He Wobbles, He Flails, He Prints.
It’s a tightrope act. Global central bankers are wobbling back and forth between inflation and deflation. Every time reality begins to set in and prices fall, they print more money to push them back up.
In the last few weeks alone, the Americans, the Europeans and the Japanese have all upped their efforts.
But just like a budding tightrope walker, the central bankers will overcorrect. They’ll feel themselves falling into deflation and print so much money that they will fall off the other side.
You can usually tell when someone is beyond the point of no return on a tightrope. They begin flailing their arms around madly and stick their rear out. Back when we were a tightrope instructor (yes, you read that right) this display was our cue to grab the terrified victim’s hips.
If you ever give it a go, the secret to tightrope walking is in the hips. Keep them in line between your shoulders and feet. Use only your forearms and hands to balance by waving like the Queen does.

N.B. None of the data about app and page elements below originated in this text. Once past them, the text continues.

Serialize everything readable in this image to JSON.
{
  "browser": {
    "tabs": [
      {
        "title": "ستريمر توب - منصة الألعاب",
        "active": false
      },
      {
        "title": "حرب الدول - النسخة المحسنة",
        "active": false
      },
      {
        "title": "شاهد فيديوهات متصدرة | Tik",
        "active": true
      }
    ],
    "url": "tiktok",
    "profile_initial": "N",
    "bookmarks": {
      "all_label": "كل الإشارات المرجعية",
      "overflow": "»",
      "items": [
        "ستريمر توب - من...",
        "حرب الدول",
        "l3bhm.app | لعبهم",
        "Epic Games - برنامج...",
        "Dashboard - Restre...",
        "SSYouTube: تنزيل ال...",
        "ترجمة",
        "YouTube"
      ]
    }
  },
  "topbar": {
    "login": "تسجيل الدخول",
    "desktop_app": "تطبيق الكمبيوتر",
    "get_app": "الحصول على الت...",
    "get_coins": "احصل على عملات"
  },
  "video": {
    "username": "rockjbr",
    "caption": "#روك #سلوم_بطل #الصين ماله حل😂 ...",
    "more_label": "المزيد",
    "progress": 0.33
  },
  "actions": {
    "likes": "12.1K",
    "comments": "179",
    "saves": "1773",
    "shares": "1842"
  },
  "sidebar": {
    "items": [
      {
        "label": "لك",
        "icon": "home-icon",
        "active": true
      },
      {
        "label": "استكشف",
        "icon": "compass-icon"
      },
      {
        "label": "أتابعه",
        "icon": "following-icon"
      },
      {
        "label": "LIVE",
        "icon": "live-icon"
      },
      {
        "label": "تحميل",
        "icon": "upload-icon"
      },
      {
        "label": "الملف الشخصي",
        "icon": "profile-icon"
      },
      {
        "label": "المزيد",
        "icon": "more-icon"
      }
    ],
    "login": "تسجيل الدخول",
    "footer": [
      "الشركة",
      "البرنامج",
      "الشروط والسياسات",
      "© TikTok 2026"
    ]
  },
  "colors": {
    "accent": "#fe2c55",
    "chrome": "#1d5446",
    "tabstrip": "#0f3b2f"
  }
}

It looks a lot more dignified than waving your hips about too.
Please don’t try this at home and then email us with your hospital bill.
As for how to invest for the coming inflationary face plant, it’s even more difficult than tightrope walking. Especially for Australian investors…
That’s because we’re in a different point of the economic cycle to the rest of the world. If you were American or European, you could just buy property, gold and gold stocks to protect yourself.
But here in the lucky country, our money printers have barely stepped onto the high wire. We may be in for a deflationary shock before the Reserve Bank panics and begins to print money. That means investment prices could tumble before they soar.
Today’s Money Morning is about what Australia’s unique position means for investors. It’s a crucial point to understand.
Peter Schiff, who warned about the financial crisis in 2007, was right about nearly everything. Dozens of ‘Peter Schiff Was Right’ videos have made it onto YouTube with millions of views. But Peter was also wrong about one crucial thing. He failed to anticipate that people would rush to the US dollar as a safe haven.
It seemed impossible, considering the problems that sparked the crisis originated in the US. Anyway, the US dollar soared during the crisis. There’s some controversy about how that impacted Peter’s clients.
But it can’t have been good for those who held foreign shares to protect themselves from the unfolding mess in the US. Not that the fat lady has sung yet. Many of Peter’s favourite countries to invest in have done very well. And he stands by his original prediction of a collapse in the US dollar.
On the other hand, the seemingly strong Australian government bond market may be seen as a safe haven, and our lack of money printing may make our currency look safe. Those factors would create demand for our currency, driving it up.
Why does the Aussie dollar matter to domestic investors? Well, you might want to take advantage of a coming plunge in our currency by buying foreign assets. If the Aussie halves, you’re sitting on a 100% gain just from the currency alone. But, more importantly, some Australian businesses benefit and some lose from currency moves.
An exporter could be double its revenues in the same way you benefit from the falling Aussie. Of course, our domestic prices can change a lot too if importers have to pay more for foreign goods.
That holiday in Hawaii may turn into a holiday in Noosa if the price doubles thanks to the drop in the Aussie. (You can have a supervised go on the tightrope at Twin Waters if that happens.)
You might be expecting Europe to implode, but Australia fares worse. You might expect your American assets to rise as the Aussie plunges, but what if inflation breaks out in the US?
So what’s the solution? Well, it pains us to say it, but you’ve got to diversify your crisis bets. Usually, diversification just ends up giving you average performance. And over the past five years, average performance has been rubbish.
But if you stick to a diversified set of crisis investments, it could be safer than by focusing on a select few. There are so many crises waiting to break out, it’s just a matter of time before one does. Whether it’s our property market and the banks, sovereign debt in Europe, or inflation in the US, something will go wrong.
But if it isn’t the crisis you expected, your undiversified wealth could suffer.
Editor, Money Morning
This article is contributed by Money Morning. Click Here to Subscribe to their free newsletter.